If not having Decider cards creates too much freedom for players to judge, then having them creates too many limitations. Players complained that they felt forced in their judgement, having to pass over cards that they actually liked when it was their turn to Judge. And with the set Deciders, they said that gameplay quickly became repetitive, since there was little room for players to change their playstyle or debate the appropriateness of certain cards (debate being a significant part of the fun of both CAH and AA).

On top of that, players said that Awkward Moment still required you to know the Judge–you had to guess what they thought was “most logical” or “most ridiculous,” and sometimes, “least likely for the Judge to do.” Even still, maybe with Decider cards they didn’t have to know the Judge as well as in CAH or AA… or maybe they had to know them better, since guessing what someone will find funny is often easier than guessing what they are likely to do.

We still liked Awkward Moment and found it fun; we even played it more than once. But that one addition of Decider cards significantly changed the feel and balance of a game that is otherwise mechanically identical to CAH and AA. Maybe the next time I play Cards Against Humanity, I’ll try convincing my friends to play a round with the Decider “least offensive,” just to see what happens. Who knows–maybe they’ll finally learn my standards for judgement.


TL;DR: Games like Cards Against Humanity and Apples to Apples requires players to judge cards without a criteria, which can unbalance the game and make it less fun. But adding a judgement criteria, like in the game Awkward Moment, restricts players and can also make it less fun. Is it better to have a set guideline for judgement or not? Who am I to judge?

Thanks for reading!
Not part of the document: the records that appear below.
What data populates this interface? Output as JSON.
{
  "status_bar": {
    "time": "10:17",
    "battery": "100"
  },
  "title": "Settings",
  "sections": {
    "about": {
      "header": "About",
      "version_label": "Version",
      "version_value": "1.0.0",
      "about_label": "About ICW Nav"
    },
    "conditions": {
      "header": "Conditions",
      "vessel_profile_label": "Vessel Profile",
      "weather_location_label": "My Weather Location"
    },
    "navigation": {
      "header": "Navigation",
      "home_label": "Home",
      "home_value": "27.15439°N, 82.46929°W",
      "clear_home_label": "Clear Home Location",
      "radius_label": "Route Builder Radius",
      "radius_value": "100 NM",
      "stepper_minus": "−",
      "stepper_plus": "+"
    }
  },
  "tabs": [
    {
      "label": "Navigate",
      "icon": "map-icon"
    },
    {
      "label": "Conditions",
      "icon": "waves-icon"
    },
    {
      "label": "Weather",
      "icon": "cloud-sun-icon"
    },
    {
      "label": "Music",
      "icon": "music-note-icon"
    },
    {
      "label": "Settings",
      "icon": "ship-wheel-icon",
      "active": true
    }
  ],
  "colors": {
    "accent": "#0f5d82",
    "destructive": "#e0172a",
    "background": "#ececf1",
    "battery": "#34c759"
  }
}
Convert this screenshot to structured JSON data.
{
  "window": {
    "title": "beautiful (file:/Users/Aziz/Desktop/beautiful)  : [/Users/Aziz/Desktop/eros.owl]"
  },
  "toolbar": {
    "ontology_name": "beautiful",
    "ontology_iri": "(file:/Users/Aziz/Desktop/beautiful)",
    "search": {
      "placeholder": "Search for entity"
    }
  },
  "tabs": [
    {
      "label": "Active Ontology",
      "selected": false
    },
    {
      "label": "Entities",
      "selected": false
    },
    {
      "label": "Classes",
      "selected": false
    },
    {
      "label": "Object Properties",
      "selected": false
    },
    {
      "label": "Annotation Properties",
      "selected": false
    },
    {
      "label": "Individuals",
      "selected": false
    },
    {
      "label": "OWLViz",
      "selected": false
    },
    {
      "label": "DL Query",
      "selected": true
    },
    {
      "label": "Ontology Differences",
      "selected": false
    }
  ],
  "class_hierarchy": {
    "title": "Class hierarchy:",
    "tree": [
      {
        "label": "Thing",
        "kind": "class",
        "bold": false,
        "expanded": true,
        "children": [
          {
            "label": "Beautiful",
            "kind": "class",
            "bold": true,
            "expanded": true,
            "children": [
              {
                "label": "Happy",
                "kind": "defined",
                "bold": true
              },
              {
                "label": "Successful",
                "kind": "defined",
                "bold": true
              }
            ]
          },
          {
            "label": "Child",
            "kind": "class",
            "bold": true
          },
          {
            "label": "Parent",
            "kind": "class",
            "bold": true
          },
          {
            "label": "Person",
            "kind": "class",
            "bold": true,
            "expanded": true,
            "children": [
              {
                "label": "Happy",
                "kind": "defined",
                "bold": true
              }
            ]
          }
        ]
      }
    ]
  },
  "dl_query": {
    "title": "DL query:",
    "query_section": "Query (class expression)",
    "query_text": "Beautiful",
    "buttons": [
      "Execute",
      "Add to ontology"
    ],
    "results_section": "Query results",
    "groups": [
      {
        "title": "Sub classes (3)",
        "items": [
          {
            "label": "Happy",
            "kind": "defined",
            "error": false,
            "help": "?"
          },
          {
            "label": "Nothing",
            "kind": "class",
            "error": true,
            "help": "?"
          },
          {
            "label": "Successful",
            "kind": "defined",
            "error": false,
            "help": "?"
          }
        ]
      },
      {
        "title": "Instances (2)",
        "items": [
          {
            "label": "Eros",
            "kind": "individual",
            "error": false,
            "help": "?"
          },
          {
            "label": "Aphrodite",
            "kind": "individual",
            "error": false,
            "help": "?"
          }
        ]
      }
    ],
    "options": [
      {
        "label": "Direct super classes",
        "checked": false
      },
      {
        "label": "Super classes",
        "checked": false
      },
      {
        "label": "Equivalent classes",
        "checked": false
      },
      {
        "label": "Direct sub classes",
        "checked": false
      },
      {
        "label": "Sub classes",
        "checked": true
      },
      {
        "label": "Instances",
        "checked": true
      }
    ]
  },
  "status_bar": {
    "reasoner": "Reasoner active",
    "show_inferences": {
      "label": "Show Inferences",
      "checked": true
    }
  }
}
Leave a Reply

Your email address will not be published.

This site uses Akismet to reduce spam. Learn how your comment data is processed.